[Start of Attachment]

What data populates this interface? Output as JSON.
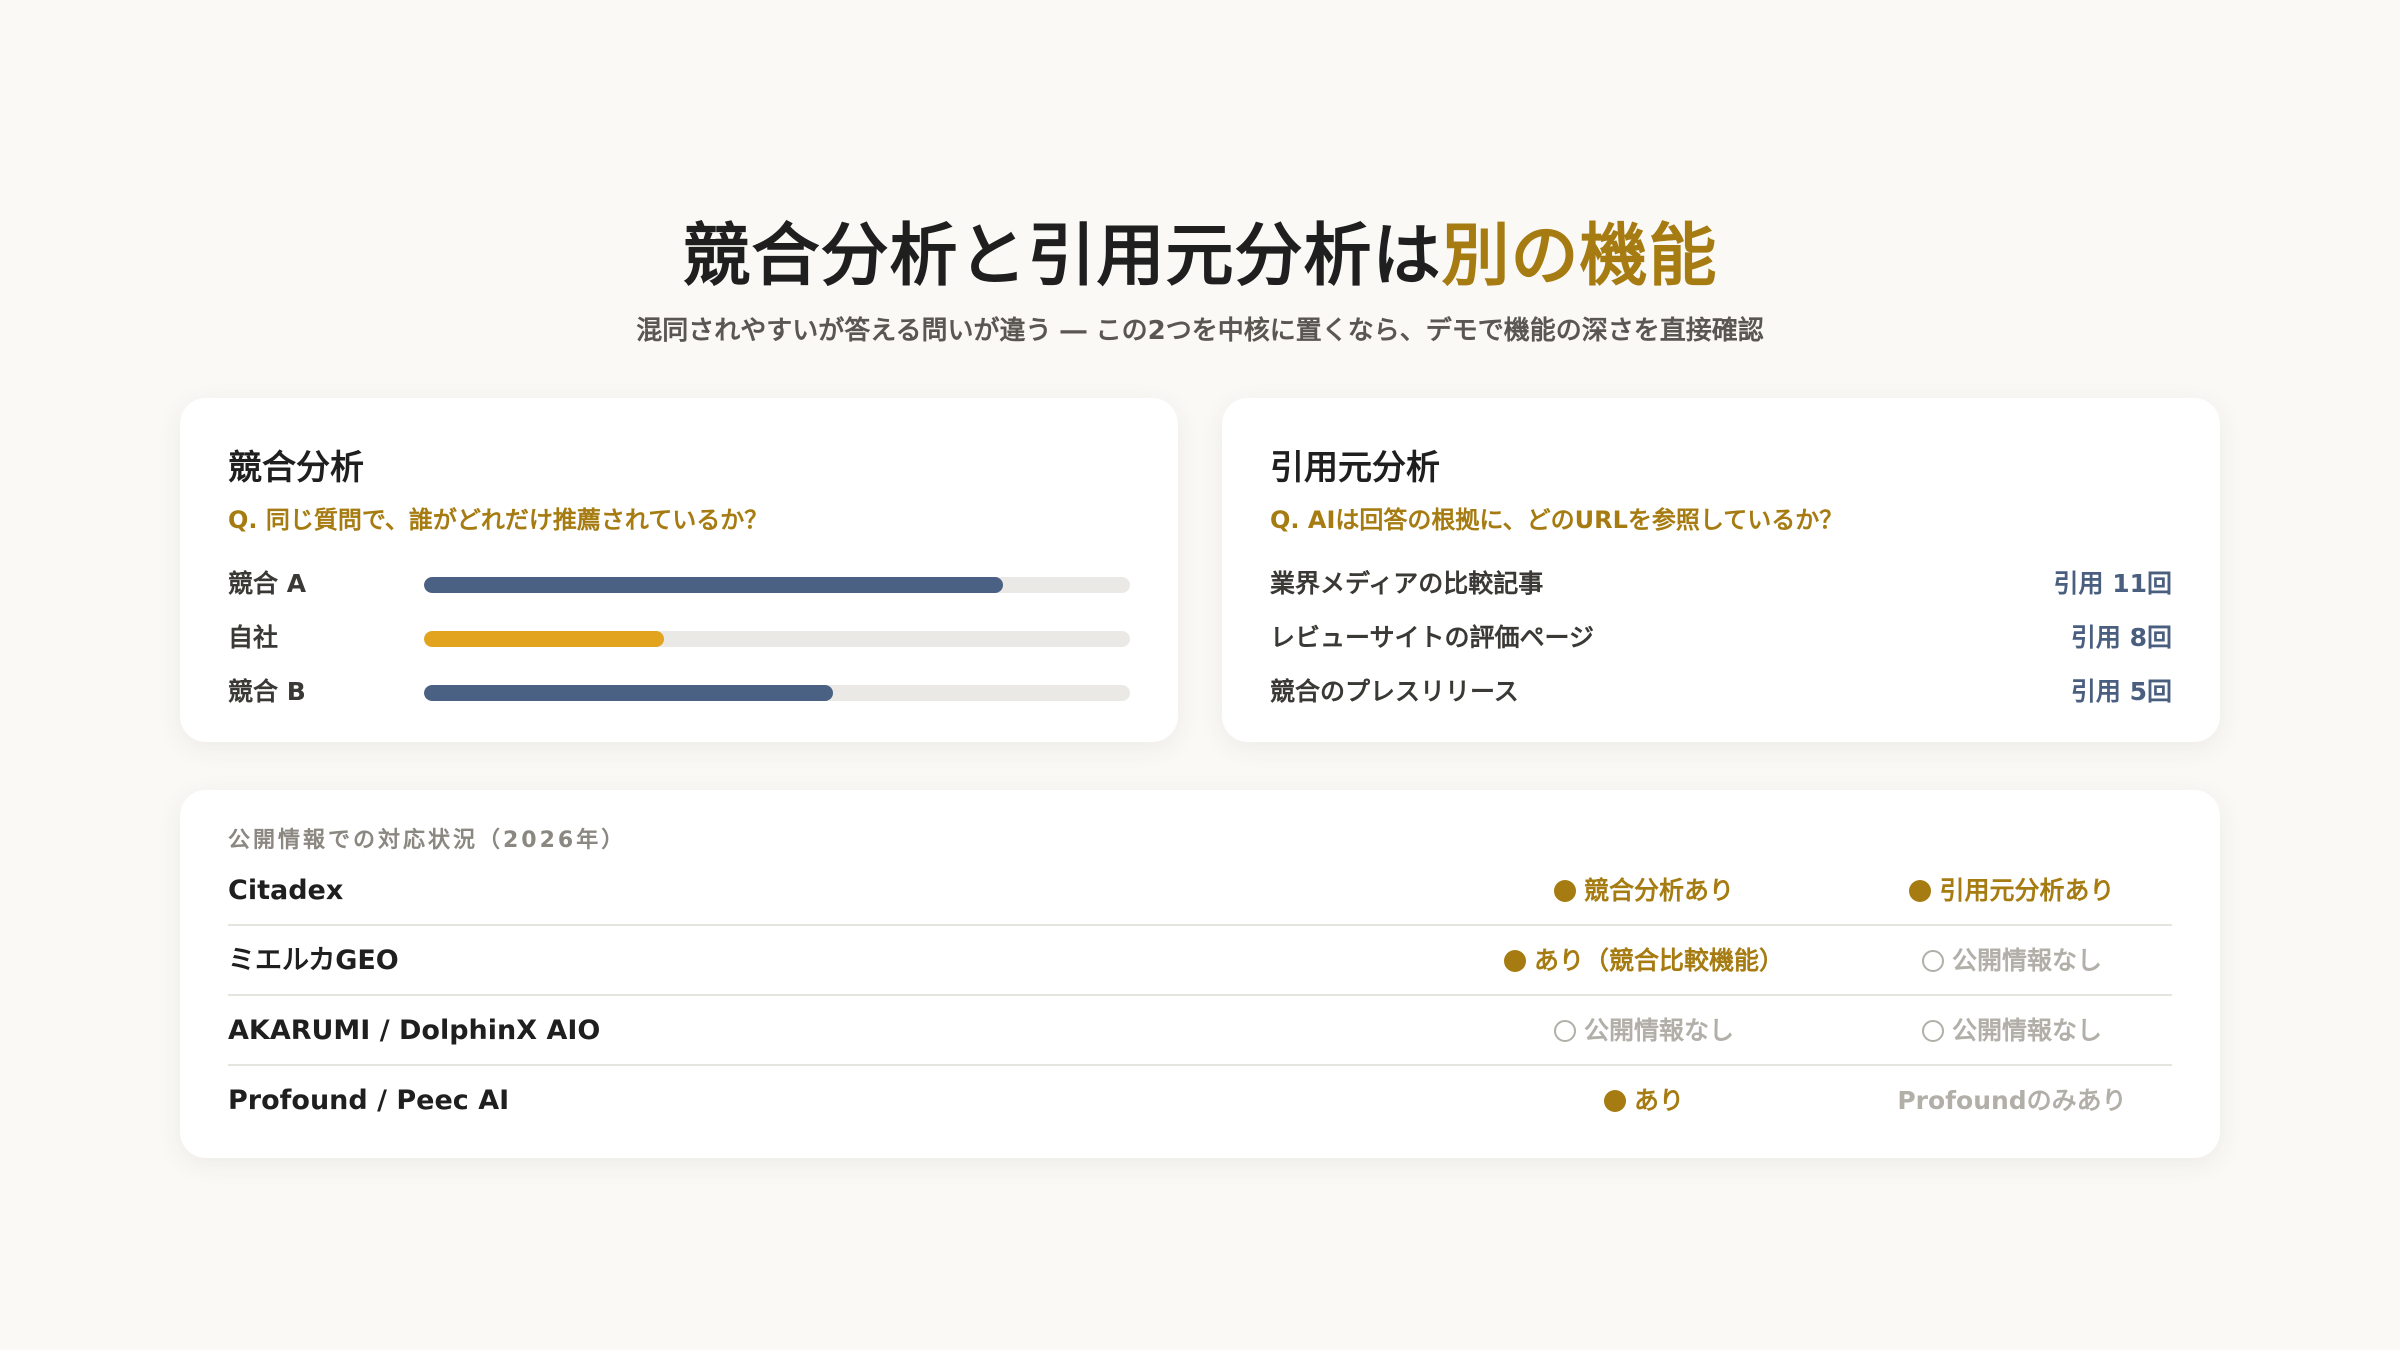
{
  "header": {
    "title_main": "競合分析と引用元分析は",
    "title_accent": "別の機能",
    "subtitle": "混同されやすいが答える問いが違う ― この2つを中核に置くなら、デモで機能の深さを直接確認"
  },
  "colors": {
    "accent": "#a67c12",
    "bar_competitor": "#4a6184",
    "bar_self": "#e2a31f",
    "track": "#ebe9e5",
    "citation_count": "#4a5f80",
    "muted": "#b2afa9"
  },
  "competitor_card": {
    "title": "競合分析",
    "question": "Q. 同じ質問で、誰がどれだけ推薦されているか？",
    "bars": [
      {
        "label": "競合 A",
        "value": 0.82,
        "color": "#4a6184"
      },
      {
        "label": "自社",
        "value": 0.34,
        "color": "#e2a31f"
      },
      {
        "label": "競合 B",
        "value": 0.58,
        "color": "#4a6184"
      }
    ]
  },
  "citation_card": {
    "title": "引用元分析",
    "question": "Q. AIは回答の根拠に、どのURLを参照しているか？",
    "rows": [
      {
        "label": "業界メディアの比較記事",
        "count": "引用 11回"
      },
      {
        "label": "レビューサイトの評価ページ",
        "count": "引用 8回"
      },
      {
        "label": "競合のプレスリリース",
        "count": "引用 5回"
      }
    ]
  },
  "status_card": {
    "heading": "公開情報での対応状況（2026年）",
    "rows": [
      {
        "name": "Citadex",
        "col1": {
          "text": "競合分析あり",
          "state": "yes"
        },
        "col2": {
          "text": "引用元分析あり",
          "state": "yes"
        }
      },
      {
        "name": "ミエルカGEO",
        "col1": {
          "text": "あり（競合比較機能）",
          "state": "yes"
        },
        "col2": {
          "text": "公開情報なし",
          "state": "no"
        }
      },
      {
        "name": "AKARUMI / DolphinX AIO",
        "col1": {
          "text": "公開情報なし",
          "state": "no"
        },
        "col2": {
          "text": "公開情報なし",
          "state": "no"
        }
      },
      {
        "name": "Profound / Peec AI",
        "col1": {
          "text": "あり",
          "state": "yes"
        },
        "col2": {
          "text": "Profoundのみあり",
          "state": "partial"
        }
      }
    ]
  }
}
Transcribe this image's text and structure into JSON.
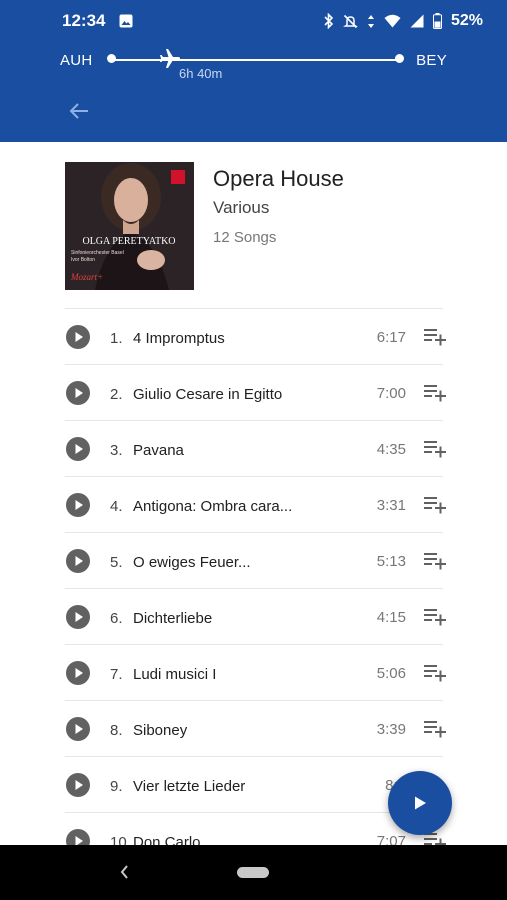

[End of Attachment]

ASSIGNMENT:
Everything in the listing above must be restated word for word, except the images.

EXERCISE RESULT:
What data populates this interface? Output as JSON.
{
  "header": {
    "title_main": "競合分析と引用元分析は",
    "title_accent": "別の機能",
    "subtitle": "混同されやすいが答える問いが違う ― この2つを中核に置くなら、デモで機能の深さを直接確認"
  },
  "colors": {
    "accent": "#a67c12",
    "bar_competitor": "#4a6184",
    "bar_self": "#e2a31f",
    "track": "#ebe9e5",
    "citation_count": "#4a5f80",
    "muted": "#b2afa9"
  },
  "competitor_card": {
    "title": "競合分析",
    "question": "Q. 同じ質問で、誰がどれだけ推薦されているか？",
    "bars": [
      {
        "label": "競合 A",
        "value": 0.82,
        "color": "#4a6184"
      },
      {
        "label": "自社",
        "value": 0.34,
        "color": "#e2a31f"
      },
      {
        "label": "競合 B",
        "value": 0.58,
        "color": "#4a6184"
      }
    ]
  },
  "citation_card": {
    "title": "引用元分析",
    "question": "Q. AIは回答の根拠に、どのURLを参照しているか？",
    "rows": [
      {
        "label": "業界メディアの比較記事",
        "count": "引用 11回"
      },
      {
        "label": "レビューサイトの評価ページ",
        "count": "引用 8回"
      },
      {
        "label": "競合のプレスリリース",
        "count": "引用 5回"
      }
    ]
  },
  "status_card": {
    "heading": "公開情報での対応状況（2026年）",
    "rows": [
      {
        "name": "Citadex",
        "col1": {
          "text": "競合分析あり",
          "state": "yes"
        },
        "col2": {
          "text": "引用元分析あり",
          "state": "yes"
        }
      },
      {
        "name": "ミエルカGEO",
        "col1": {
          "text": "あり（競合比較機能）",
          "state": "yes"
        },
        "col2": {
          "text": "公開情報なし",
          "state": "no"
        }
      },
      {
        "name": "AKARUMI / DolphinX AIO",
        "col1": {
          "text": "公開情報なし",
          "state": "no"
        },
        "col2": {
          "text": "公開情報なし",
          "state": "no"
        }
      },
      {
        "name": "Profound / Peec AI",
        "col1": {
          "text": "あり",
          "state": "yes"
        },
        "col2": {
          "text": "Profoundのみあり",
          "state": "partial"
        }
      }
    ]
  }
}
Transcribe this image's text and structure into JSON.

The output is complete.